Collection entries
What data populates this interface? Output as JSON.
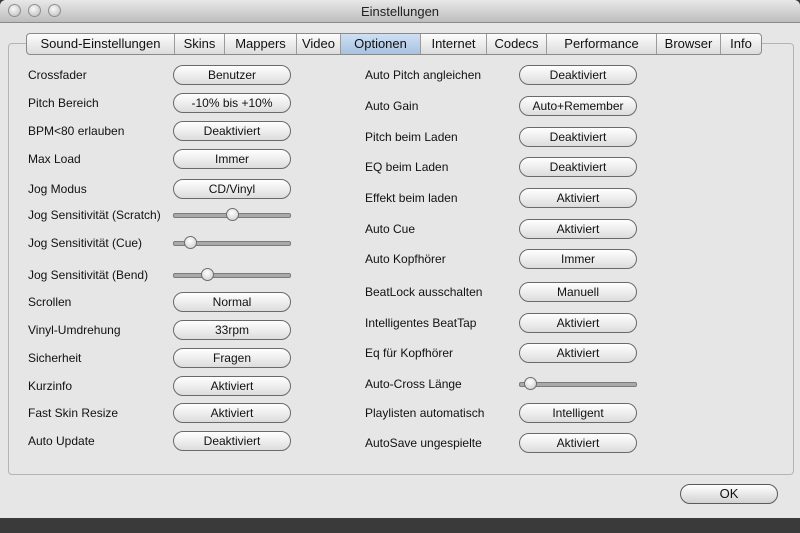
{
  "window": {
    "title": "Einstellungen"
  },
  "tabs": [
    "Sound-Einstellungen",
    "Skins",
    "Mappers",
    "Video",
    "Optionen",
    "Internet",
    "Codecs",
    "Performance",
    "Browser",
    "Info"
  ],
  "active_tab": "Optionen",
  "left_rows": [
    {
      "label": "Crossfader",
      "type": "button",
      "value": "Benutzer"
    },
    {
      "label": "Pitch Bereich",
      "type": "button",
      "value": "-10% bis +10%"
    },
    {
      "label": "BPM<80 erlauben",
      "type": "button",
      "value": "Deaktiviert"
    },
    {
      "label": "Max Load",
      "type": "button",
      "value": "Immer"
    },
    {
      "label": "Jog Modus",
      "type": "button",
      "value": "CD/Vinyl"
    },
    {
      "label": "Jog Sensitivität (Scratch)",
      "type": "slider",
      "level": 0.5
    },
    {
      "label": "Jog Sensitivität (Cue)",
      "type": "slider",
      "level": 0.1
    },
    {
      "label": "Jog Sensitivität (Bend)",
      "type": "slider",
      "level": 0.27
    },
    {
      "label": "Scrollen",
      "type": "button",
      "value": "Normal"
    },
    {
      "label": "Vinyl-Umdrehung",
      "type": "button",
      "value": "33rpm"
    },
    {
      "label": "Sicherheit",
      "type": "button",
      "value": "Fragen"
    },
    {
      "label": "Kurzinfo",
      "type": "button",
      "value": "Aktiviert"
    },
    {
      "label": "Fast Skin Resize",
      "type": "button",
      "value": "Aktiviert"
    },
    {
      "label": "Auto Update",
      "type": "button",
      "value": "Deaktiviert"
    }
  ],
  "right_rows": [
    {
      "label": "Auto Pitch angleichen",
      "type": "button",
      "value": "Deaktiviert"
    },
    {
      "label": "Auto Gain",
      "type": "button",
      "value": "Auto+Remember"
    },
    {
      "label": "Pitch beim Laden",
      "type": "button",
      "value": "Deaktiviert"
    },
    {
      "label": "EQ beim Laden",
      "type": "button",
      "value": "Deaktiviert"
    },
    {
      "label": "Effekt beim laden",
      "type": "button",
      "value": "Aktiviert"
    },
    {
      "label": "Auto Cue",
      "type": "button",
      "value": "Aktiviert"
    },
    {
      "label": "Auto Kopfhörer",
      "type": "button",
      "value": "Immer"
    },
    {
      "label": "BeatLock ausschalten",
      "type": "button",
      "value": "Manuell"
    },
    {
      "label": "Intelligentes BeatTap",
      "type": "button",
      "value": "Aktiviert"
    },
    {
      "label": "Eq für Kopfhörer",
      "type": "button",
      "value": "Aktiviert"
    },
    {
      "label": "Auto-Cross Länge",
      "type": "slider",
      "level": 0.05
    },
    {
      "label": "Playlisten automatisch",
      "type": "button",
      "value": "Intelligent"
    },
    {
      "label": "AutoSave ungespielte",
      "type": "button",
      "value": "Aktiviert"
    }
  ],
  "footer": {
    "ok_label": "OK"
  }
}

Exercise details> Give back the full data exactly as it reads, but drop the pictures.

Written reply>
What data populates this interface? Output as JSON.
{
  "window": {
    "title": "Einstellungen"
  },
  "tabs": [
    "Sound-Einstellungen",
    "Skins",
    "Mappers",
    "Video",
    "Optionen",
    "Internet",
    "Codecs",
    "Performance",
    "Browser",
    "Info"
  ],
  "active_tab": "Optionen",
  "left_rows": [
    {
      "label": "Crossfader",
      "type": "button",
      "value": "Benutzer"
    },
    {
      "label": "Pitch Bereich",
      "type": "button",
      "value": "-10% bis +10%"
    },
    {
      "label": "BPM<80 erlauben",
      "type": "button",
      "value": "Deaktiviert"
    },
    {
      "label": "Max Load",
      "type": "button",
      "value": "Immer"
    },
    {
      "label": "Jog Modus",
      "type": "button",
      "value": "CD/Vinyl"
    },
    {
      "label": "Jog Sensitivität (Scratch)",
      "type": "slider",
      "level": 0.5
    },
    {
      "label": "Jog Sensitivität (Cue)",
      "type": "slider",
      "level": 0.1
    },
    {
      "label": "Jog Sensitivität (Bend)",
      "type": "slider",
      "level": 0.27
    },
    {
      "label": "Scrollen",
      "type": "button",
      "value": "Normal"
    },
    {
      "label": "Vinyl-Umdrehung",
      "type": "button",
      "value": "33rpm"
    },
    {
      "label": "Sicherheit",
      "type": "button",
      "value": "Fragen"
    },
    {
      "label": "Kurzinfo",
      "type": "button",
      "value": "Aktiviert"
    },
    {
      "label": "Fast Skin Resize",
      "type": "button",
      "value": "Aktiviert"
    },
    {
      "label": "Auto Update",
      "type": "button",
      "value": "Deaktiviert"
    }
  ],
  "right_rows": [
    {
      "label": "Auto Pitch angleichen",
      "type": "button",
      "value": "Deaktiviert"
    },
    {
      "label": "Auto Gain",
      "type": "button",
      "value": "Auto+Remember"
    },
    {
      "label": "Pitch beim Laden",
      "type": "button",
      "value": "Deaktiviert"
    },
    {
      "label": "EQ beim Laden",
      "type": "button",
      "value": "Deaktiviert"
    },
    {
      "label": "Effekt beim laden",
      "type": "button",
      "value": "Aktiviert"
    },
    {
      "label": "Auto Cue",
      "type": "button",
      "value": "Aktiviert"
    },
    {
      "label": "Auto Kopfhörer",
      "type": "button",
      "value": "Immer"
    },
    {
      "label": "BeatLock ausschalten",
      "type": "button",
      "value": "Manuell"
    },
    {
      "label": "Intelligentes BeatTap",
      "type": "button",
      "value": "Aktiviert"
    },
    {
      "label": "Eq für Kopfhörer",
      "type": "button",
      "value": "Aktiviert"
    },
    {
      "label": "Auto-Cross Länge",
      "type": "slider",
      "level": 0.05
    },
    {
      "label": "Playlisten automatisch",
      "type": "button",
      "value": "Intelligent"
    },
    {
      "label": "AutoSave ungespielte",
      "type": "button",
      "value": "Aktiviert"
    }
  ],
  "footer": {
    "ok_label": "OK"
  }
}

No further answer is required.